4. Think about your body posture! While I generally think of myself as having good form, I have been paying attention to little nuances…opening up my chest, focusing my energy into my legs (I can thank yoga instructors for that terminology!), and keeping my shoulders and arms loose.
5. Work on steady breathing! I am either breathing in through my nose and out my mouth, or I am keeping my mouth closed and only breathing through my nose. Both of these strategies appear to help regulate my breath.

For now I am simply making observations and keeping track of what seems to be working and what isn’t. I will be digging into the reading on some of these things to learn more about them. I have found that using these strategies, I am sometimes able to drop my heart hate as much as 5-10 beats. It is amazing what focus, concentration, and persistence can do!

Until later, happy running!!!

Raising Teenagers: Interview with Steven Spierer

Teenagers are a breed of their own, and raising teenagers is not an easy task.  Recently, I was invited to speak with Steven Spierer on Talk Radio One about raising teenagers and building healthy parent-child relationships.  Having raised teenagers himself, Mr. Spierer frequently incorporates information about parenting into his show. Check out his website at http://www.talkradioone.com/  He has some great stuff!

Happy Parenting!

Shelly D. Mahon on the Steven Spierer Show

 

Motivating Teens: The Role of Independence

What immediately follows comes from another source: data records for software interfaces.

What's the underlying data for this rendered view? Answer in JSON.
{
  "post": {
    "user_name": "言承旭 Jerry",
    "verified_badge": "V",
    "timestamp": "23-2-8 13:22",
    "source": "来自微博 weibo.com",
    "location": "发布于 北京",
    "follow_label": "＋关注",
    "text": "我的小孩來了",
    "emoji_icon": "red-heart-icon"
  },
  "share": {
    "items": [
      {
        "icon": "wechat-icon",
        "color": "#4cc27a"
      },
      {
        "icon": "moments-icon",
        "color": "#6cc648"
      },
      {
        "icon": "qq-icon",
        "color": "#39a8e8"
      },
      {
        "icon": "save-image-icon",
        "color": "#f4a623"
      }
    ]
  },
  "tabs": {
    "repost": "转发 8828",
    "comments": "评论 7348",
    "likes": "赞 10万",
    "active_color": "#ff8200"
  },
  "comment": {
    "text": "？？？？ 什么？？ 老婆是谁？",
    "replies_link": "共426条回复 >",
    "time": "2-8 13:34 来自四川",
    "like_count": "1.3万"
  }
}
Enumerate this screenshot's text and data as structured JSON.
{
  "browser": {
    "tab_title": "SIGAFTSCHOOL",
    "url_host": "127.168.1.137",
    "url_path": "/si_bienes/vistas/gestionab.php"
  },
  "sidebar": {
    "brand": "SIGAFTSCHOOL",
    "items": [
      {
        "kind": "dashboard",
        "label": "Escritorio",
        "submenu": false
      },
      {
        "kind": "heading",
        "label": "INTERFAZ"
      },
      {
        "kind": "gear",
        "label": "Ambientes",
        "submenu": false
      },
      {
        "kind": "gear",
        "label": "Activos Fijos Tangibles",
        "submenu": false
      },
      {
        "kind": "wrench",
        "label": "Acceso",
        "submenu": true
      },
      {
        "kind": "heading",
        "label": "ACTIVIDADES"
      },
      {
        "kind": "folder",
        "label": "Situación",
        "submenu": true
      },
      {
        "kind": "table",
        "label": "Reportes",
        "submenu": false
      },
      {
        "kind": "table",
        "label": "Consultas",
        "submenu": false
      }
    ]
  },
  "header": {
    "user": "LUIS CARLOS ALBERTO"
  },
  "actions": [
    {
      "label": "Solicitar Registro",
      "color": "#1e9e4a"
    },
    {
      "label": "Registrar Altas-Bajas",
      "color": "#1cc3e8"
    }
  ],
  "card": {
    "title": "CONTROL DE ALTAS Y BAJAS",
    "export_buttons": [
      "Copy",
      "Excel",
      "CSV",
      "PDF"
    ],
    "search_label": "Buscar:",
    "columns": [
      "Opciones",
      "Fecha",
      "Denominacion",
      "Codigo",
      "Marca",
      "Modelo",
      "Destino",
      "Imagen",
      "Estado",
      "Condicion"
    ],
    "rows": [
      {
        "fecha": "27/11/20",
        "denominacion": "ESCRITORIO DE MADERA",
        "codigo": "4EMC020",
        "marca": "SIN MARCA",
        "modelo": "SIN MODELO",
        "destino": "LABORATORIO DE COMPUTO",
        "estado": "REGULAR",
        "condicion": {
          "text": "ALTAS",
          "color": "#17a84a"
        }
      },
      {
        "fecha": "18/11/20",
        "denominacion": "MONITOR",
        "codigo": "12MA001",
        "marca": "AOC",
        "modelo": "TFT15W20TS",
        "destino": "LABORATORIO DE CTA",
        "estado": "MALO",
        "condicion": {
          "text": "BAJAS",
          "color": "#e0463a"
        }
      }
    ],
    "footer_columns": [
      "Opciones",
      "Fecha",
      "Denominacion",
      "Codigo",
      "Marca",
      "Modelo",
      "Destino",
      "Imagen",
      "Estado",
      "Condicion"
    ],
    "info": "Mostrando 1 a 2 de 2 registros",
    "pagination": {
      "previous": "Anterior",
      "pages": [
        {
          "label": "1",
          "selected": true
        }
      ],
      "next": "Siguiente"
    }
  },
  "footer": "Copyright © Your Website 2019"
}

The need to feel as though our behavior is truly chosen, not imposed upon us, may be its strongest during adolescents.  During this time between childhood and adulthood, teens are striving for independence at the same time that they still need guidance from their parents.  As children move into adolescence, they are motivated by a strong desire to be seen as more mature, capable of making decisions, and worthy of being treated as though they are getting older.  Just the other day a 12 year old girl said to me, “I really don’t like Paul [a 20-something year old in her martial arts class] because he treats me like I am a little kid.  I know that I am not grown up, Continue reading “Motivating Teens: The Role of Independence”

Motivating Teens: Pain, Pleasure, & the Pressure to Achieve

Have you ever found yourself doing something for fear of negative consequences?  Ever tried to achieve something difficult, just to prove to yourself that you can?  Have you ever pushed yourself to do a dreaded task, only to find you truly love what you are doing?  Think about each of these scenarios. Why do we do what we do?  What is the source of our motivation?  Motivation can be thought of as a movement away from pain or toward pleasure.  You may do your best on a project at work to avoid getting laid off.  This is a movement away from pain.  You may bump up your training miles so that you can run a marathon.  Gaining the personal satisfaction of completing a marathon is a movement toward pleasure.

We have all done things to avoid pain or feel pleasure.  In fact, chances are good that we have all used these strategies to influence our teen’s actions.  Think about these scenarios. “Be nice to your sister, or you will Continue reading “Motivating Teens: Pain, Pleasure, & the Pressure to Achieve”

Heart Rate Training: How Does it Work?

I am an avid runner and have recently started heart rate training.  I did this about five years ago, but after some time it fell to the wayside.  Now, I am back at it!  As I remembered, slowing myself down is the hardest part!

I figured I would read up on the facts this time around. Your heart rate tells you the intensity of your work out. How intense you train depends on your fitness goals.  If you are a beginner runner, heart rate training can help you understand how your body reacts to running.  It also helps you control your workouts so that you don’t over train or hurt yourself.   If you have some experience with running, heart rate training can help you Continue reading “Heart Rate Training: How Does it Work?”